Excerpts from an interface dataset ▸
Segment Open
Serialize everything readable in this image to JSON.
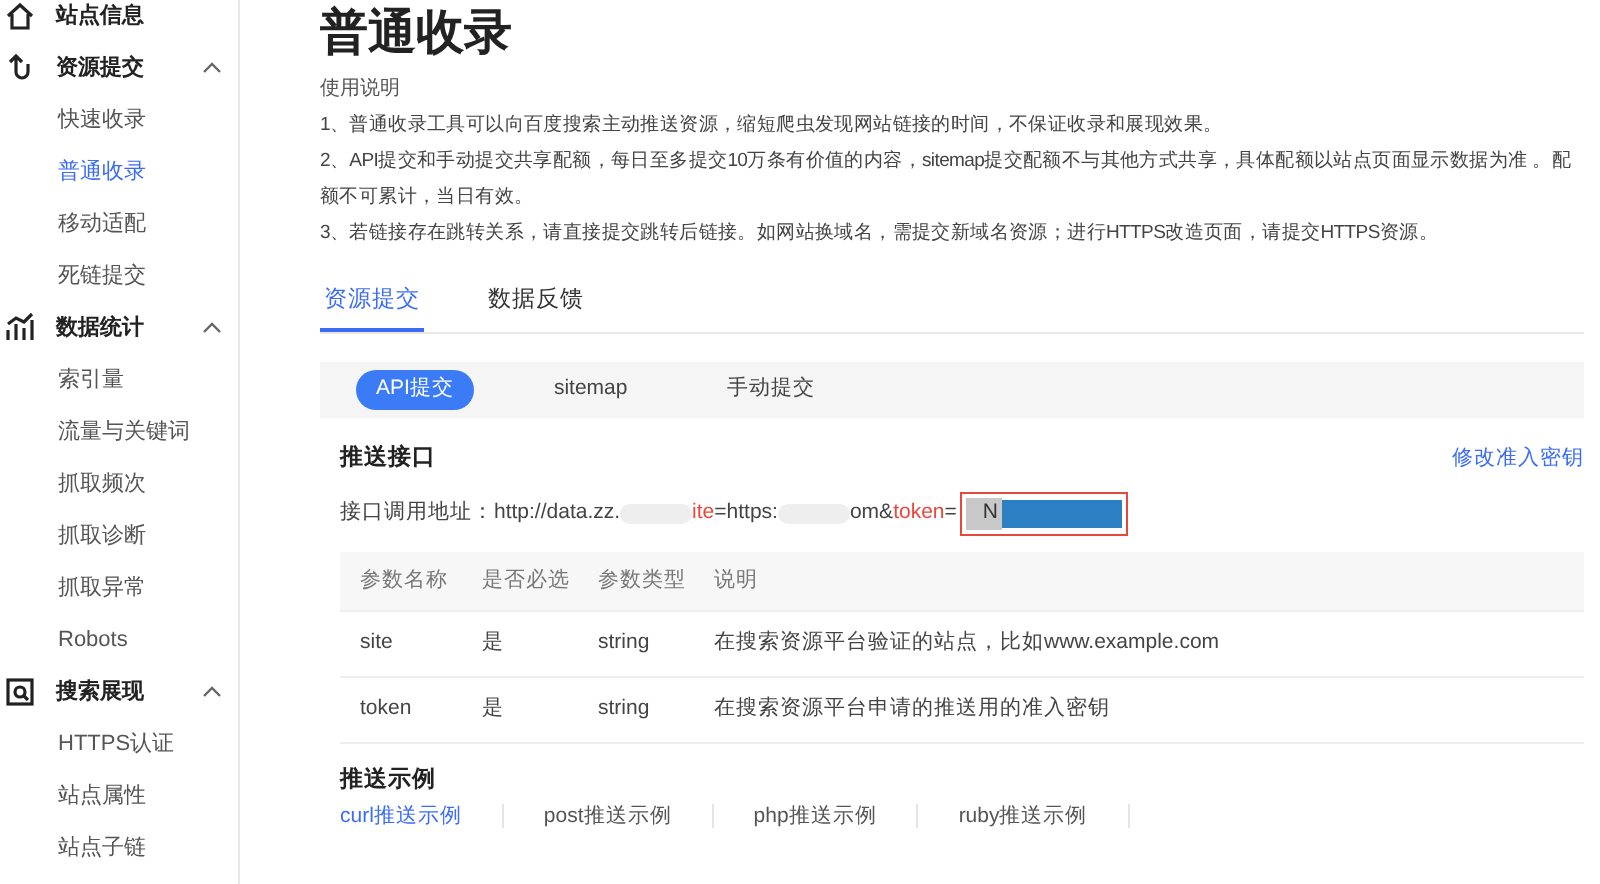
{
  "sidebar": {
    "groups": [
      {
        "label": "站点信息"
      },
      {
        "label": "资源提交",
        "expanded": true,
        "items": [
          {
            "label": "快速收录",
            "selected": false
          },
          {
            "label": "普通收录",
            "selected": true
          },
          {
            "label": "移动适配",
            "selected": false
          },
          {
            "label": "死链提交",
            "selected": false
          }
        ]
      },
      {
        "label": "数据统计",
        "expanded": true,
        "items": [
          {
            "label": "索引量",
            "selected": false
          },
          {
            "label": "流量与关键词",
            "selected": false
          },
          {
            "label": "抓取频次",
            "selected": false
          },
          {
            "label": "抓取诊断",
            "selected": false
          },
          {
            "label": "抓取异常",
            "selected": false
          },
          {
            "label": "Robots",
            "selected": false
          }
        ]
      },
      {
        "label": "搜索展现",
        "expanded": true,
        "items": [
          {
            "label": "HTTPS认证",
            "selected": false
          },
          {
            "label": "站点属性",
            "selected": false
          },
          {
            "label": "站点子链",
            "selected": false
          }
        ]
      }
    ]
  },
  "title": "普通收录",
  "instructions": {
    "heading": "使用说明",
    "lines": [
      "1、普通收录工具可以向百度搜索主动推送资源，缩短爬虫发现网站链接的时间，不保证收录和展现效果。",
      "2、API提交和手动提交共享配额，每日至多提交10万条有价值的内容，sitemap提交配额不与其他方式共享，具体配额以站点页面显示数据为准 。配额不可累计，当日有效。",
      "3、若链接存在跳转关系，请直接提交跳转后链接。如网站换域名，需提交新域名资源；进行HTTPS改造页面，请提交HTTPS资源。"
    ]
  },
  "tabs": [
    {
      "label": "资源提交",
      "selected": true
    },
    {
      "label": "数据反馈",
      "selected": false
    }
  ],
  "subtabs": [
    {
      "label": "API提交",
      "selected": true
    },
    {
      "label": "sitemap",
      "selected": false
    },
    {
      "label": "手动提交",
      "selected": false
    }
  ],
  "push_api": {
    "heading": "推送接口",
    "link": "修改准入密钥",
    "url_label": "接口调用地址：",
    "url_parts": [
      {
        "kind": "text",
        "text": "http://data.zz."
      },
      {
        "kind": "blur"
      },
      {
        "kind": "param",
        "text": "ite"
      },
      {
        "kind": "text",
        "text": "=https:"
      },
      {
        "kind": "blur"
      },
      {
        "kind": "text",
        "text": "om&"
      },
      {
        "kind": "param",
        "text": "token"
      },
      {
        "kind": "text",
        "text": "="
      }
    ],
    "token_value": "N"
  },
  "table": {
    "columns": [
      "参数名称",
      "是否必选",
      "参数类型",
      "说明"
    ],
    "rows": [
      [
        "site",
        "是",
        "string",
        "在搜索资源平台验证的站点，比如www.example.com"
      ],
      [
        "token",
        "是",
        "string",
        "在搜索资源平台申请的推送用的准入密钥"
      ]
    ]
  },
  "examples": {
    "heading": "推送示例",
    "tabs": [
      {
        "label": "curl推送示例",
        "selected": true
      },
      {
        "label": "post推送示例",
        "selected": false
      },
      {
        "label": "php推送示例",
        "selected": false
      },
      {
        "label": "ruby推送示例",
        "selected": false
      }
    ]
  }
}
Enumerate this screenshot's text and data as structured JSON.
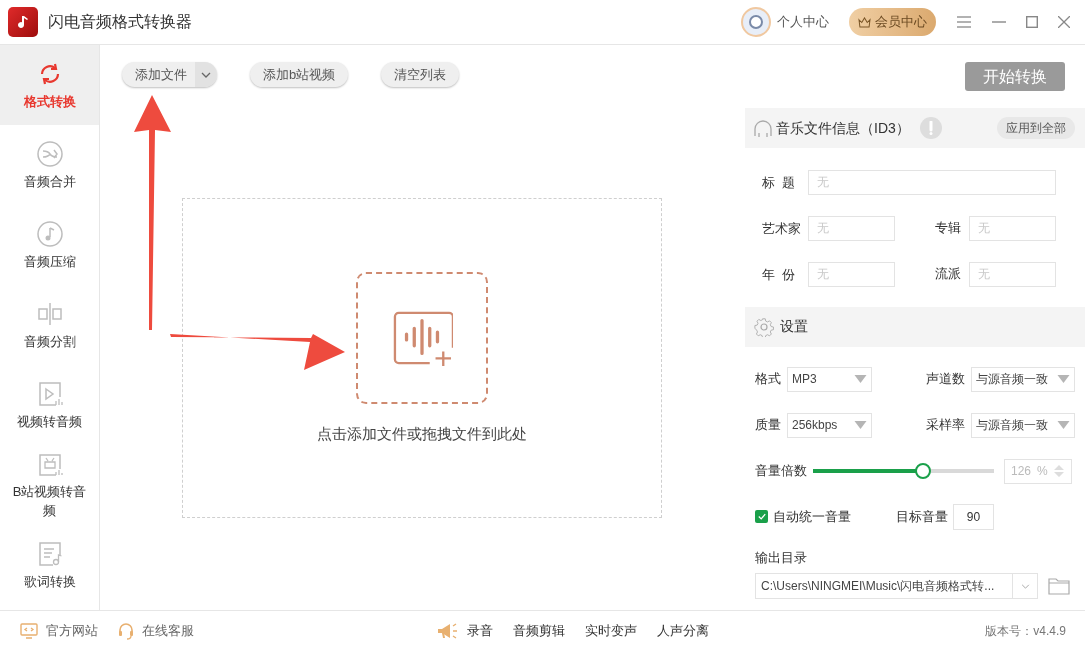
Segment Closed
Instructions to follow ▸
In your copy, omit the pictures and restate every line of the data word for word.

Result below ▸
Serialize everything readable in this image to JSON.
{
  "sidebar": {
    "groups": [
      {
        "label": "站点信息"
      },
      {
        "label": "资源提交",
        "expanded": true,
        "items": [
          {
            "label": "快速收录",
            "selected": false
          },
          {
            "label": "普通收录",
            "selected": true
          },
          {
            "label": "移动适配",
            "selected": false
          },
          {
            "label": "死链提交",
            "selected": false
          }
        ]
      },
      {
        "label": "数据统计",
        "expanded": true,
        "items": [
          {
            "label": "索引量",
            "selected": false
          },
          {
            "label": "流量与关键词",
            "selected": false
          },
          {
            "label": "抓取频次",
            "selected": false
          },
          {
            "label": "抓取诊断",
            "selected": false
          },
          {
            "label": "抓取异常",
            "selected": false
          },
          {
            "label": "Robots",
            "selected": false
          }
        ]
      },
      {
        "label": "搜索展现",
        "expanded": true,
        "items": [
          {
            "label": "HTTPS认证",
            "selected": false
          },
          {
            "label": "站点属性",
            "selected": false
          },
          {
            "label": "站点子链",
            "selected": false
          }
        ]
      }
    ]
  },
  "title": "普通收录",
  "instructions": {
    "heading": "使用说明",
    "lines": [
      "1、普通收录工具可以向百度搜索主动推送资源，缩短爬虫发现网站链接的时间，不保证收录和展现效果。",
      "2、API提交和手动提交共享配额，每日至多提交10万条有价值的内容，sitemap提交配额不与其他方式共享，具体配额以站点页面显示数据为准 。配额不可累计，当日有效。",
      "3、若链接存在跳转关系，请直接提交跳转后链接。如网站换域名，需提交新域名资源；进行HTTPS改造页面，请提交HTTPS资源。"
    ]
  },
  "tabs": [
    {
      "label": "资源提交",
      "selected": true
    },
    {
      "label": "数据反馈",
      "selected": false
    }
  ],
  "subtabs": [
    {
      "label": "API提交",
      "selected": true
    },
    {
      "label": "sitemap",
      "selected": false
    },
    {
      "label": "手动提交",
      "selected": false
    }
  ],
  "push_api": {
    "heading": "推送接口",
    "link": "修改准入密钥",
    "url_label": "接口调用地址：",
    "url_parts": [
      {
        "kind": "text",
        "text": "http://data.zz."
      },
      {
        "kind": "blur"
      },
      {
        "kind": "param",
        "text": "ite"
      },
      {
        "kind": "text",
        "text": "=https:"
      },
      {
        "kind": "blur"
      },
      {
        "kind": "text",
        "text": "om&"
      },
      {
        "kind": "param",
        "text": "token"
      },
      {
        "kind": "text",
        "text": "="
      }
    ],
    "token_value": "N"
  },
  "table": {
    "columns": [
      "参数名称",
      "是否必选",
      "参数类型",
      "说明"
    ],
    "rows": [
      [
        "site",
        "是",
        "string",
        "在搜索资源平台验证的站点，比如www.example.com"
      ],
      [
        "token",
        "是",
        "string",
        "在搜索资源平台申请的推送用的准入密钥"
      ]
    ]
  },
  "examples": {
    "heading": "推送示例",
    "tabs": [
      {
        "label": "curl推送示例",
        "selected": true
      },
      {
        "label": "post推送示例",
        "selected": false
      },
      {
        "label": "php推送示例",
        "selected": false
      },
      {
        "label": "ruby推送示例",
        "selected": false
      }
    ]
  }
}
Enumerate this screenshot's text and data as structured JSON.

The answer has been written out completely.